It therefore becomes imperative that every individual who recognises impropriety and corruption by the powers that be in their vicinity, should not be in two minds about exposing it for what it is. This publication verily and categorically states this position and desire to the reader; help expose corruption in high and low places by leaking information to media houses, be it print or broadcast, or social media or through whichever methods that work.
How does exposing corruption help? It saves livelihoods and economies.  Billions of Pula lost in projects such as the abortive Fengyue Glass Company project, for instance, could have changed the lives of a large cross section of the populace, had it been invested right. It could better healthcare, amenities, education and others all need major investment but money is always cited as a scarce resources, compromising the quality and availability of such.
This is a call to patriotism.
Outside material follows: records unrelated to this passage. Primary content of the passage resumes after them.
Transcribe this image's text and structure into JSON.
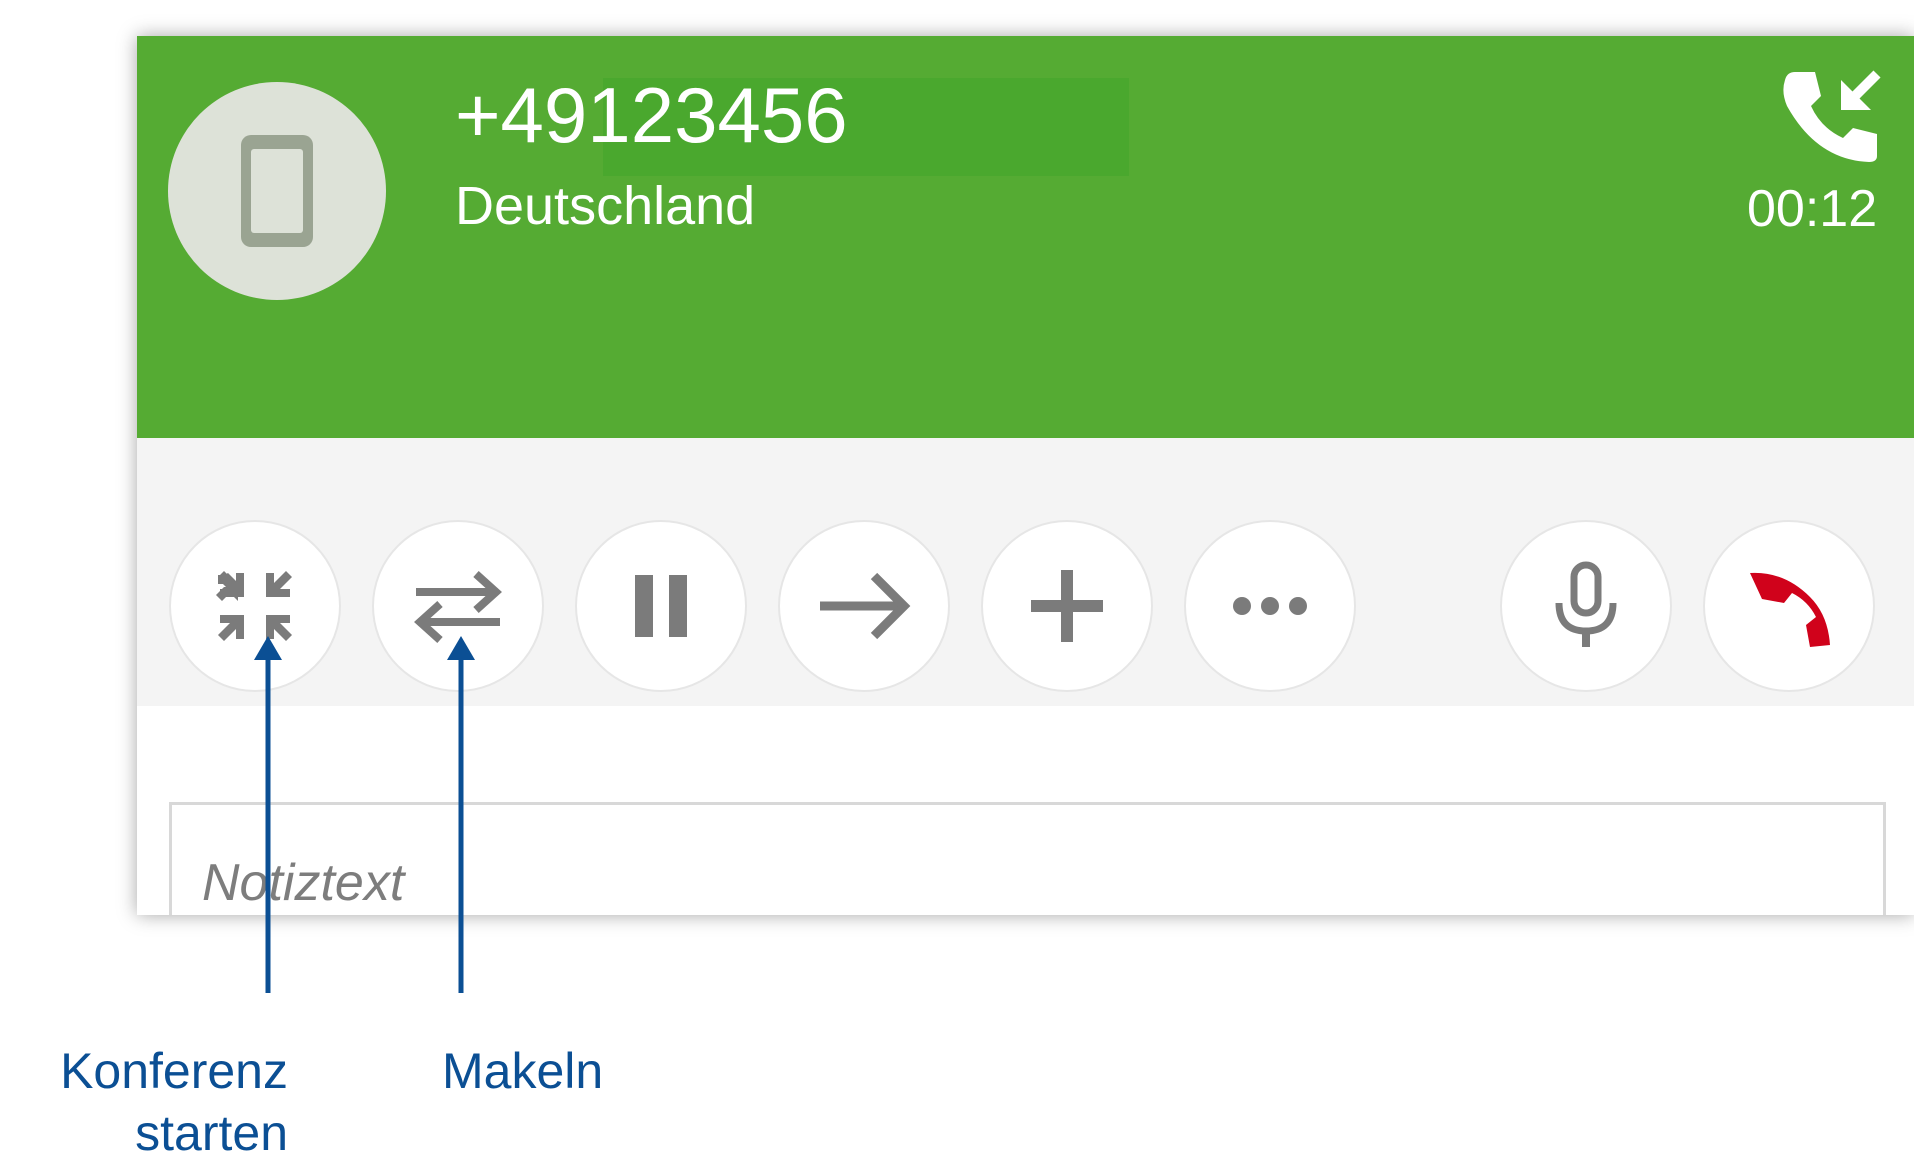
{
  "call": {
    "number": "+49123456",
    "country": "Deutschland",
    "duration": "00:12",
    "direction_icon": "incoming-call-icon"
  },
  "avatar": {
    "icon": "mobile-phone-icon"
  },
  "controls": [
    {
      "name": "conference-button",
      "icon": "merge-calls-icon"
    },
    {
      "name": "swap-calls-button",
      "icon": "swap-arrows-icon"
    },
    {
      "name": "hold-button",
      "icon": "pause-icon"
    },
    {
      "name": "transfer-button",
      "icon": "arrow-right-icon"
    },
    {
      "name": "add-call-button",
      "icon": "plus-icon"
    },
    {
      "name": "more-button",
      "icon": "more-dots-icon"
    },
    {
      "name": "mute-button",
      "icon": "microphone-icon"
    },
    {
      "name": "hang-up-button",
      "icon": "hang-up-icon"
    }
  ],
  "note": {
    "placeholder": "Notiztext",
    "value": ""
  },
  "annotations": {
    "conference_line1": "Konferenz",
    "conference_line2": "starten",
    "swap": "Makeln"
  },
  "colors": {
    "header": "#55ab33",
    "toolbar": "#f4f4f4",
    "icon": "#7b7b7b",
    "hangup": "#d0021b",
    "annotation": "#0b4f94"
  }
}
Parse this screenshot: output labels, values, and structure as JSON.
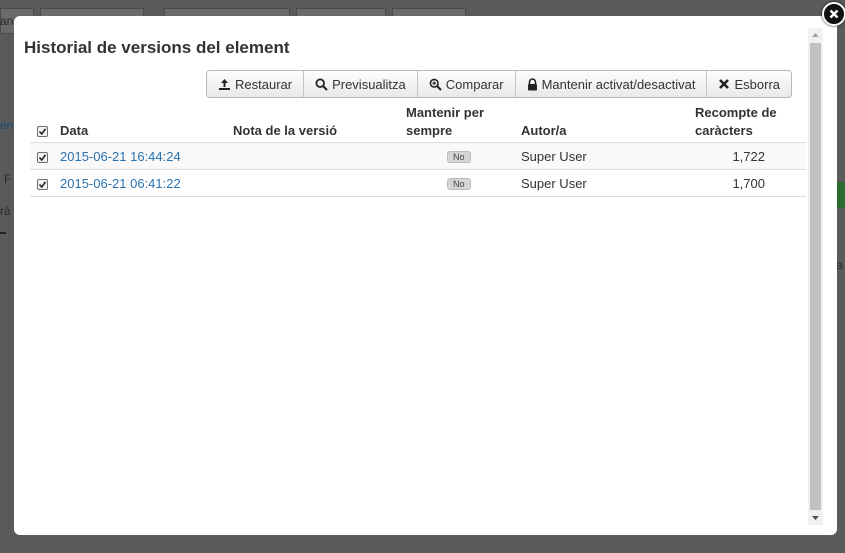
{
  "modal": {
    "title": "Historial de versions del element"
  },
  "toolbar": {
    "restore": "Restaurar",
    "preview": "Previsualitza",
    "compare": "Comparar",
    "keep_toggle": "Mantenir activat/desactivat",
    "delete": "Esborra"
  },
  "table": {
    "headers": {
      "date": "Data",
      "note": "Nota de la versió",
      "keep_line1": "Mantenir per",
      "keep_line2": "sempre",
      "author": "Autor/a",
      "chars_line1": "Recompte de",
      "chars_line2": "caràcters"
    },
    "rows": [
      {
        "date": "2015-06-21 16:44:24",
        "note": "",
        "keep": "No",
        "author": "Super User",
        "chars": "1,722",
        "checked": true
      },
      {
        "date": "2015-06-21 06:41:22",
        "note": "",
        "keep": "No",
        "author": "Super User",
        "chars": "1,700",
        "checked": true
      }
    ]
  },
  "background": {
    "frag1": "and",
    "frag2": "ent",
    "frag3": "F",
    "frag4": "rà",
    "frag5": "a"
  }
}
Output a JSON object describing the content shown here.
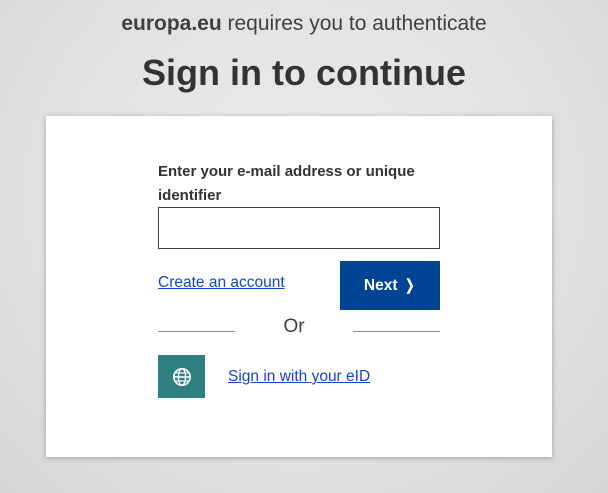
{
  "header": {
    "domain": "europa.eu",
    "auth_message": " requires you to authenticate",
    "title": "Sign in to continue"
  },
  "form": {
    "email_label": "Enter your e-mail address or unique identifier",
    "email_value": "",
    "email_placeholder": "",
    "create_account_label": "Create an account",
    "next_label": "Next",
    "next_icon": "chevron-right-icon",
    "or_label": "Or",
    "eid_icon": "globe-icon",
    "eid_label": "Sign in with your eID"
  },
  "colors": {
    "primary_button": "#004494",
    "link": "#0e47cb",
    "eid_button": "#2e7f7f",
    "text": "#333333"
  }
}
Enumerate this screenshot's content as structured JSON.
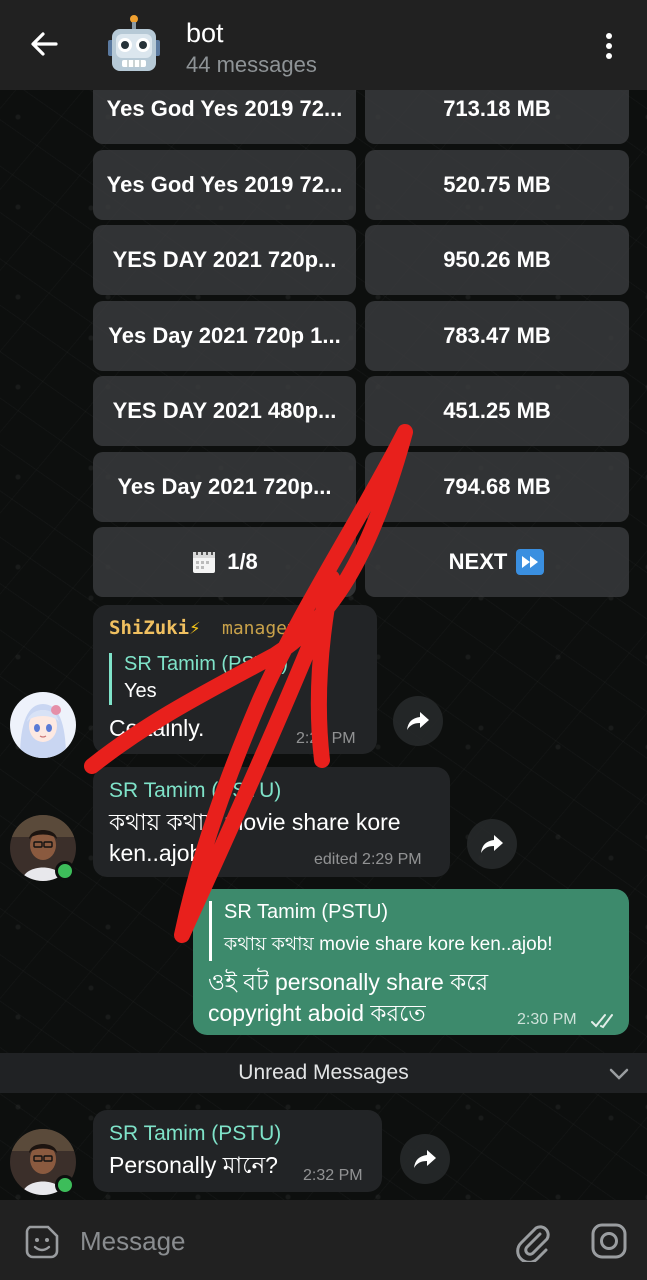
{
  "header": {
    "title": "bot",
    "subtitle": "44 messages"
  },
  "keyboard": {
    "rows": [
      {
        "left": "Yes God Yes 2019 72...",
        "right": "713.18 MB"
      },
      {
        "left": "Yes God Yes 2019 72...",
        "right": "520.75 MB"
      },
      {
        "left": "YES DAY 2021 720p...",
        "right": "950.26 MB"
      },
      {
        "left": "Yes Day 2021 720p 1...",
        "right": "783.47 MB"
      },
      {
        "left": "YES DAY 2021 480p...",
        "right": "451.25 MB"
      },
      {
        "left": "Yes Day 2021 720p...",
        "right": "794.68 MB"
      }
    ],
    "page_label": "1/8",
    "next_label": "NEXT"
  },
  "messages": {
    "shizuki": {
      "sender": "ShiZuki",
      "role": "managemen",
      "reply_name": "SR Tamim (PSTU)",
      "reply_text": "Yes",
      "text": "Certainly.",
      "time": "2:28 PM"
    },
    "tamim1": {
      "sender": "SR Tamim (PSTU)",
      "line1": "কথায় কথায় movie share kore",
      "line2": "ken..ajob!",
      "time": "edited 2:29 PM"
    },
    "outgoing": {
      "reply_name": "SR Tamim (PSTU)",
      "reply_text": "কথায় কথায় movie share kore ken..ajob!",
      "line1": "ওই বট personally share করে",
      "line2": "copyright aboid করতে",
      "time": "2:30 PM"
    },
    "unread_label": "Unread Messages",
    "tamim2": {
      "sender": "SR Tamim (PSTU)",
      "text": "Personally মানে?",
      "time": "2:32 PM"
    }
  },
  "input": {
    "placeholder": "Message"
  },
  "colors": {
    "accent_name": "#7fe3c9",
    "outgoing_bubble": "#3d8a6c",
    "shizuki_name": "#f0c060",
    "annotation": "#e8201c"
  }
}
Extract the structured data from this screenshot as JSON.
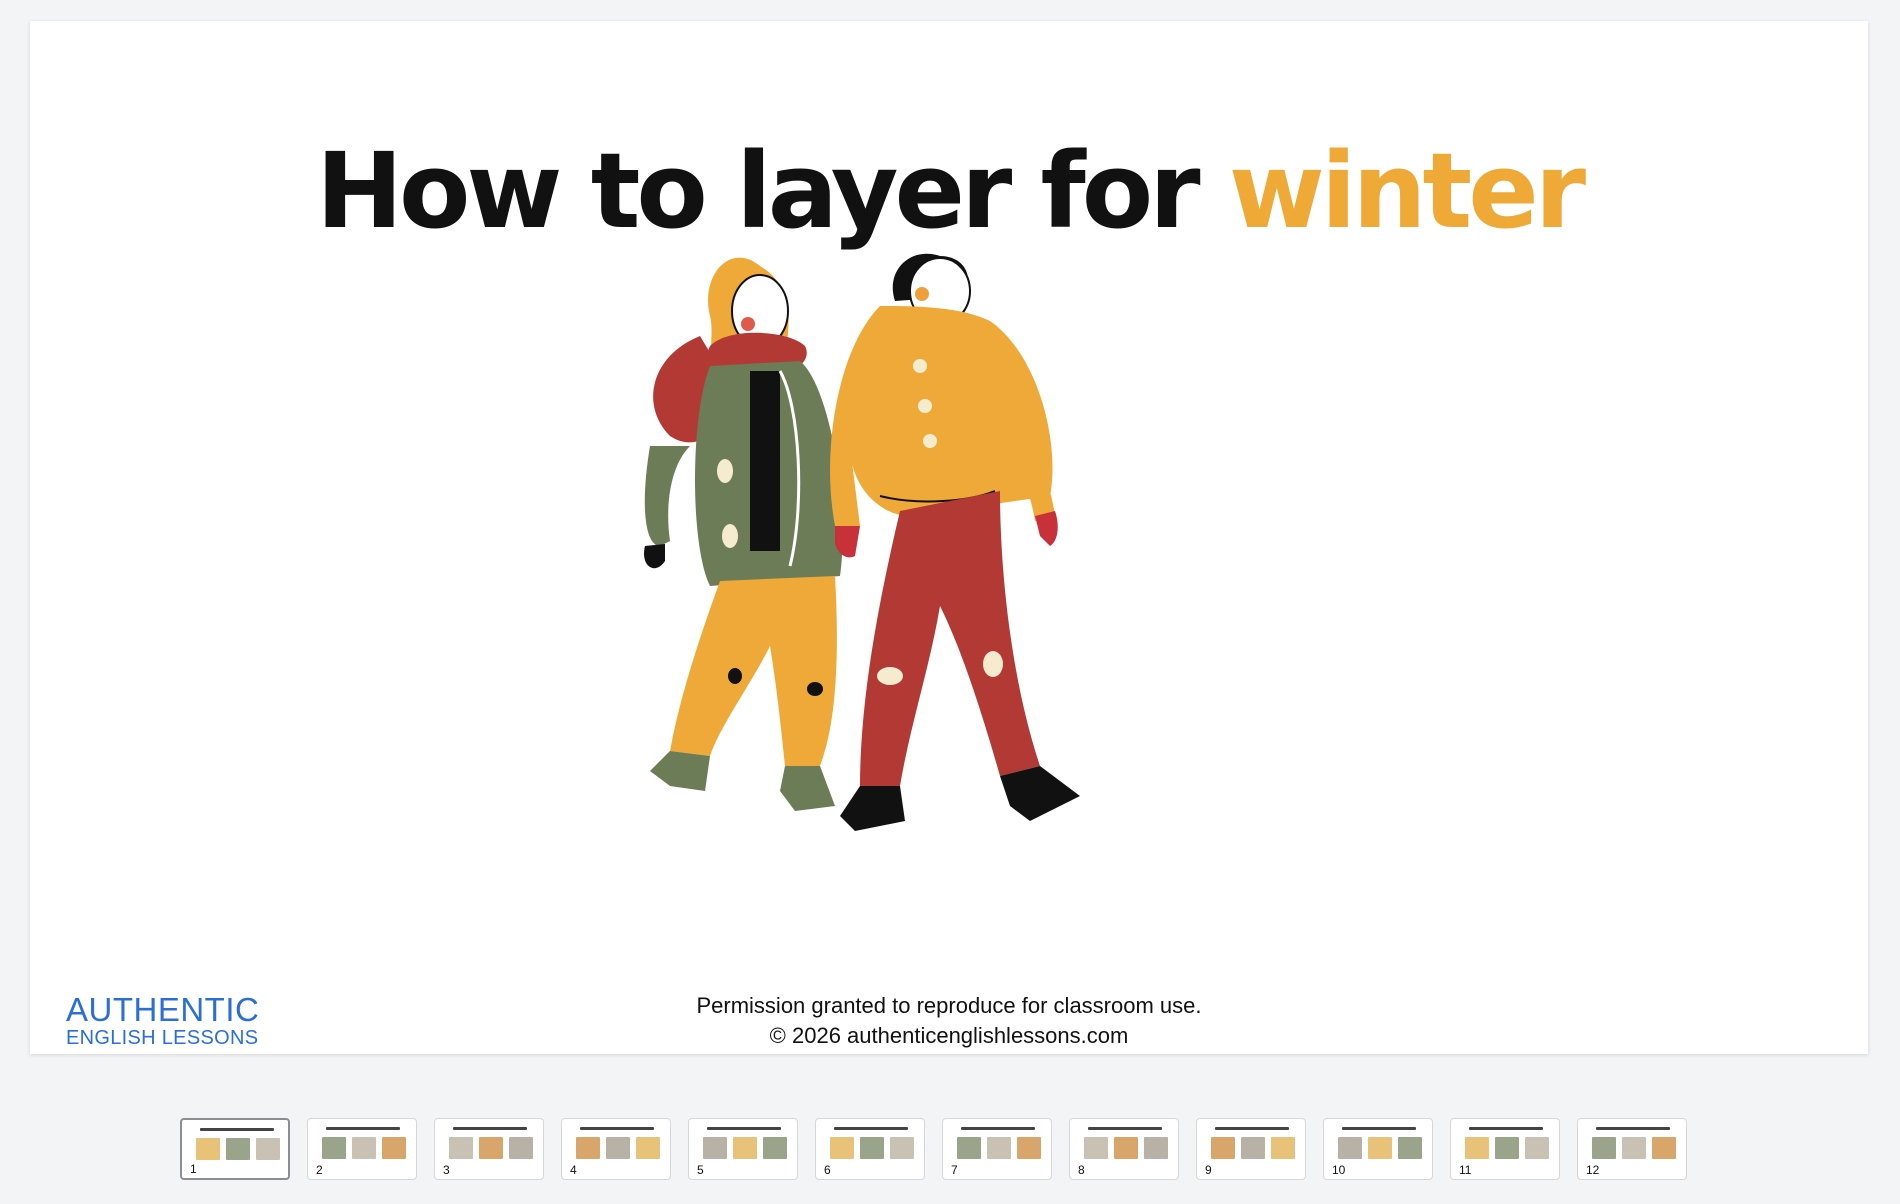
{
  "slide": {
    "title_main": "How to layer for ",
    "title_accent": "winter",
    "logo_line1": "AUTHENTIC",
    "logo_line2": "ENGLISH LESSONS",
    "permission_line1": "Permission granted to reproduce for classroom use.",
    "permission_line2": "© 2026 authenticenglishlessons.com"
  },
  "colors": {
    "accent": "#eea936",
    "coat_green": "#6b7c56",
    "scarf_red": "#b33a34",
    "sweater_yellow": "#efa938",
    "logo_blue": "#2b6fd6"
  },
  "thumbnails": [
    {
      "number": "1",
      "active": true
    },
    {
      "number": "2",
      "active": false
    },
    {
      "number": "3",
      "active": false
    },
    {
      "number": "4",
      "active": false
    },
    {
      "number": "5",
      "active": false
    },
    {
      "number": "6",
      "active": false
    },
    {
      "number": "7",
      "active": false
    },
    {
      "number": "8",
      "active": false
    },
    {
      "number": "9",
      "active": false
    },
    {
      "number": "10",
      "active": false
    },
    {
      "number": "11",
      "active": false
    },
    {
      "number": "12",
      "active": false
    }
  ]
}
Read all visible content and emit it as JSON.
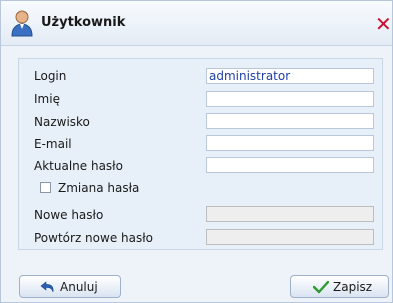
{
  "dialog": {
    "title": "Użytkownik",
    "title_icon": "user-icon",
    "close_icon": "close-icon",
    "close_symbol": "✕"
  },
  "form": {
    "login_label": "Login",
    "login_value": "administrator",
    "first_name_label": "Imię",
    "first_name_value": "",
    "last_name_label": "Nazwisko",
    "last_name_value": "",
    "email_label": "E-mail",
    "email_value": "",
    "current_password_label": "Aktualne hasło",
    "current_password_value": "",
    "change_password_label": "Zmiana hasła",
    "change_password_checked": false,
    "new_password_label": "Nowe hasło",
    "repeat_password_label": "Powtórz nowe hasło"
  },
  "buttons": {
    "cancel_label": "Anuluj",
    "cancel_icon": "undo-icon",
    "save_label": "Zapisz",
    "save_icon": "checkmark-icon"
  },
  "colors": {
    "close": "#c8102e",
    "save_check": "#2e9b2e",
    "cancel_arrow": "#2b5fb4",
    "field_text": "#1f3fa3"
  }
}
Patriotism is defined as having love and showing support for one’s country.  Such a definition should never be misconstrued to mean that those in leadership should be protected against prosecution when they do wrong; it goes against the very ethos encapsulated in the concept of patriotism. Rather, such allegiance should go to the larger populace, those who are at the mercy of the leadership.The arrest of Sonny Serite and his alleged ‘source’ should not deter any patriot from doing the greater good of this nation. We therefore reiterate the call for the citizenry to vigorously leak that information and many more other issues of corruption to the nearest media house for the love of your country and your people. Protect the future of your posterity. The nation needs more leaks.